“We always worry about insecurity, we worry night and day. We are most worried about bombs, and assassinations. Insurgents are moving around downtown, nobody knows how to spot them. Many police officers were killed by insurgents.
There are many economic problems. Where I live is not safe,” says Gulam Sarwar of the Afghan National Police.
One of the coalition’s priorities is to train and equip the Afghan security forces as best they can. It is also a great motivation for these men who also want to resist what they see as an endemic evil, corruption.
“It’s true that there is corruption in the police, because there are big economic problems here. The salaries they get from the government are not enough to support them. We can’t support our families with that salary. Thanks to courses like this one, we can improve our skills, the more training we get, the better we will become. We need our police to be more qualified. But it’s clear that corruption continues to exist because of the economic problems,” says another police officer, Abdul Jalil.
Once again we take to the road with an armed escort. NATO’s commanders assure us the town and its surroundings are now secure. It is hoped Afghan forces will be able to take over soon, but they are not so sure. The town is still hit by violence.
We visit the palace of Kandahar’s provincial governor, the highest local political authoritiy. He is a close ally of President Hamid Karzai, and escaped an assassination attempt a year ago. He says security here has improved a lot, and one of the keys to lasting stability is economic development. We ask him if he has the resources for this.
“In addition to security, the next challenge we have here is the lack of professionals here. NGOs, instead of helping us, they destroyed us. Because they took the best teachers from us, they took the best employees from us, even doctors now, the engineers, they’re not doing their professional job here, they’re doing interpretation, because of the high salaries.
Before my arrival here, the needs were determined by the internationals, by the donors, which is wrong.
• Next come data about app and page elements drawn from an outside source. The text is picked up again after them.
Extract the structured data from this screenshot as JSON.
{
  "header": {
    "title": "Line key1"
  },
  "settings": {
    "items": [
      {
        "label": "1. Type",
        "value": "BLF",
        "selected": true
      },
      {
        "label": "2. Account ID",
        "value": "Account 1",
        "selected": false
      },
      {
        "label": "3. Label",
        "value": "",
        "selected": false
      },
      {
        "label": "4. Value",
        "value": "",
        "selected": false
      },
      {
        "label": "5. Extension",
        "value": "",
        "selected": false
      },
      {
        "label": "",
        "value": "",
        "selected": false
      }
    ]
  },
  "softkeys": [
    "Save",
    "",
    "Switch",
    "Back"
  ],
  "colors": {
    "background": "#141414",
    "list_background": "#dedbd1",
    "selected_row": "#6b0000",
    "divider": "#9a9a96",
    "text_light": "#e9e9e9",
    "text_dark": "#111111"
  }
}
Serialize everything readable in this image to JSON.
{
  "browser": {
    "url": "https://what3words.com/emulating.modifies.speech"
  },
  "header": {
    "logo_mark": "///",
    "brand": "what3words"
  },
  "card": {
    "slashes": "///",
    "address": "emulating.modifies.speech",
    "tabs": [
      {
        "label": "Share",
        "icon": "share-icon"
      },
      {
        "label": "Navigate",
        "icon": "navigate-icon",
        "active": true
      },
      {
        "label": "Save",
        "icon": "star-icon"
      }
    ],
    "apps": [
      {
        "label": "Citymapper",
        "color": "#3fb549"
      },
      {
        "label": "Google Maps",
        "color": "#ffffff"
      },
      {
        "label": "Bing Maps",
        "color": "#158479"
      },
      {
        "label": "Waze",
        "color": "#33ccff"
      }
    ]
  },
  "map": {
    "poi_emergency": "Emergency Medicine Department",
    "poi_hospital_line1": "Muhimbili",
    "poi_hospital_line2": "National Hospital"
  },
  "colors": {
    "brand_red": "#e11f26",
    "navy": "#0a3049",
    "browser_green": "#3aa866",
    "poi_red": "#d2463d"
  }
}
The needs should come from the local governors. We have to tell them what we need. Do we need a school, do we need a hospital, do we need a road, de we need a bridge, or whatever. This is now I think resolved to a degree.
Also, we should be included in the contract process…Because the contracts were monopolised by two or three families. There are now young billionaires,” insists Governor Tooryalai Wesa.
Creating as many jobs as possible is a priority for the governor, and he tries to prove it by taking us to the nearest market to see for ourselves.
Those in positions of responsibility only show themselves when something’s happening criticises one man. Here, like in many other places, the politicians come in for a lot of stick, accused of making money from their links with the coalition.
After 15 minutes working the crowd, our surprise visit is over and we leave the bazaar. That night we hear of two police officers who were killed just hours after we left.